This very unusual film noir puts its characters in an extremely contrived but extraordinarily tense situation: several random people are held hostage in a ghost town by a homicidal maniac who thinks it's the perfect hideout because who would look for him in a place which will shortly be destroyed by an atom bomb? Obviously he plans to leave before the explosion. Unfortunately his best buddy is too badly hurt to travel, and the clock is ticking...

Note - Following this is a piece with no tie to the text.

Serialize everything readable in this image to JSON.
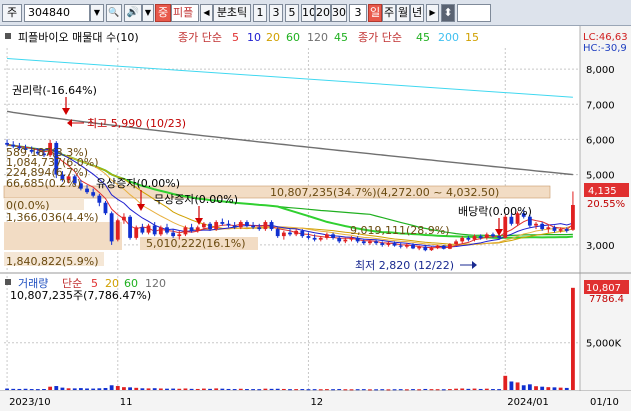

Dick Powell, an actor well versed in film noir, tries his hand at directing for the first time, and it has to be said that he's not the best director in the world. The pacing is rather flat, with too many scenes in which people point out, not unreasonably, that they really ought to be thinking about not sticking around too long, what with the atom bomb and all, but not doing an awful lot about it until suddenly it's very urgent indeed. And given the small size of the main cast, I don't see why one of them, the tactfully named "Dummy", has to be a complete nonentity who can't even speak, and is implied to be retarded. What's more, the hero doesn't really make much of an impression, or accomplish all that much other than winning the heart of the pretty girl in the pointy fifties bra.
Stephen McNally steals the film hands down as the mentally damaged combat veteran who causes all the trouble, and is partially redeemed by his loyalty to his best friend, but otherwise he's so unlikeable that it's impossible to care about him. The supporting cast are a lot more interesting, since their motives are far more of a grey area, and they almost make it work. But ultimately it's very hit-and-miss, and the sheer absurdity of the villain deliberately concealing himself right next to an atomic bomb which he knows will presently go off is hard to ignore. Also, would the US Army really have left a nuclear weapon unguarded in the middle of the desert for an entire day? Then again, it's so peculiar that I kind of liked it. It's not a great movie, or in any way comparable to the ultimate nuclear film noir, "Kiss Me Deadly", but it's a fascinating oddity. And, for its time, the ending packs a real punch.